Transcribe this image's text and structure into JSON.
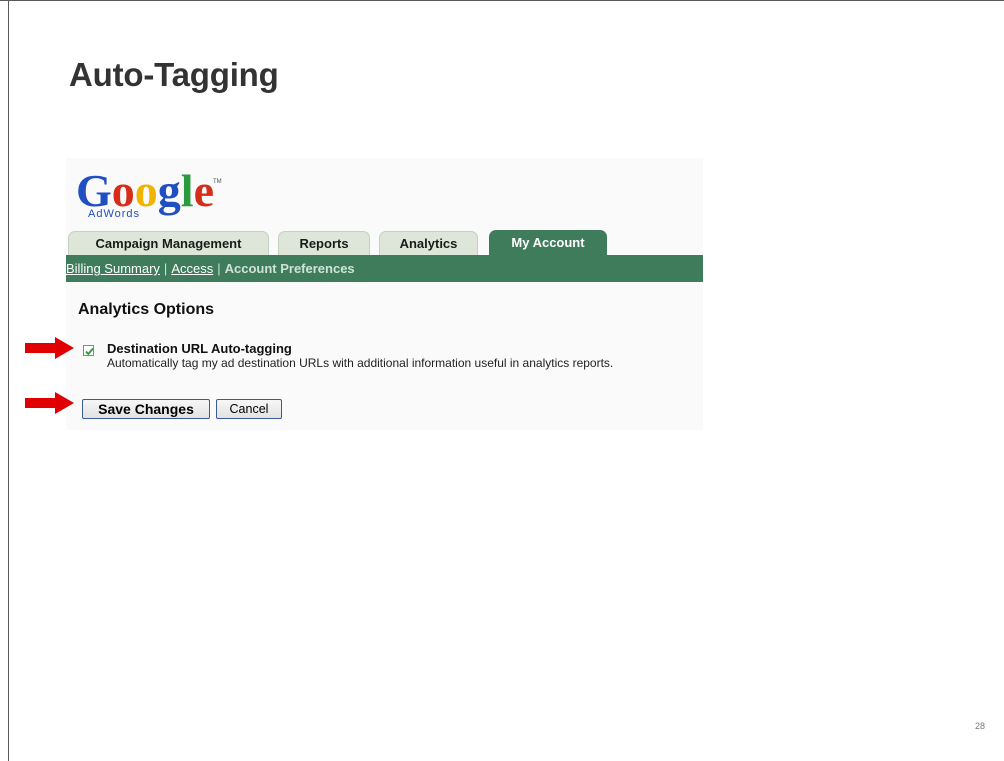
{
  "slide": {
    "title": "Auto-Tagging",
    "page_number": "28"
  },
  "logo": {
    "brand": "Google",
    "product": "AdWords",
    "tm": "TM"
  },
  "tabs": [
    {
      "label": "Campaign Management",
      "active": false
    },
    {
      "label": "Reports",
      "active": false
    },
    {
      "label": "Analytics",
      "active": false
    },
    {
      "label": "My Account",
      "active": true
    }
  ],
  "subnav": {
    "items": [
      {
        "label": "Billing Summary",
        "link": true
      },
      {
        "label": "Access",
        "link": true
      },
      {
        "label": "Account Preferences",
        "link": false
      }
    ],
    "separator": "|"
  },
  "analytics": {
    "heading": "Analytics Options",
    "option_title": "Destination URL Auto-tagging",
    "option_description": "Automatically tag my ad destination URLs with additional information useful in analytics reports.",
    "checked": true
  },
  "buttons": {
    "save": "Save Changes",
    "cancel": "Cancel"
  },
  "colors": {
    "nav_green": "#3f7c5c",
    "tab_inactive": "#dde6d8",
    "arrow_red": "#e00000",
    "logo_blue": "#1f4fc1",
    "logo_red": "#d62c1a",
    "logo_yellow": "#f0b400",
    "logo_green": "#2a9a3e"
  }
}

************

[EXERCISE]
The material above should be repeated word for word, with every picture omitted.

[EXERCISE OUTPUT]
Transcribe this image's text and structure into JSON.
{
  "slide": {
    "title": "Auto-Tagging",
    "page_number": "28"
  },
  "logo": {
    "brand": "Google",
    "product": "AdWords",
    "tm": "TM"
  },
  "tabs": [
    {
      "label": "Campaign Management",
      "active": false
    },
    {
      "label": "Reports",
      "active": false
    },
    {
      "label": "Analytics",
      "active": false
    },
    {
      "label": "My Account",
      "active": true
    }
  ],
  "subnav": {
    "items": [
      {
        "label": "Billing Summary",
        "link": true
      },
      {
        "label": "Access",
        "link": true
      },
      {
        "label": "Account Preferences",
        "link": false
      }
    ],
    "separator": "|"
  },
  "analytics": {
    "heading": "Analytics Options",
    "option_title": "Destination URL Auto-tagging",
    "option_description": "Automatically tag my ad destination URLs with additional information useful in analytics reports.",
    "checked": true
  },
  "buttons": {
    "save": "Save Changes",
    "cancel": "Cancel"
  },
  "colors": {
    "nav_green": "#3f7c5c",
    "tab_inactive": "#dde6d8",
    "arrow_red": "#e00000",
    "logo_blue": "#1f4fc1",
    "logo_red": "#d62c1a",
    "logo_yellow": "#f0b400",
    "logo_green": "#2a9a3e"
  }
}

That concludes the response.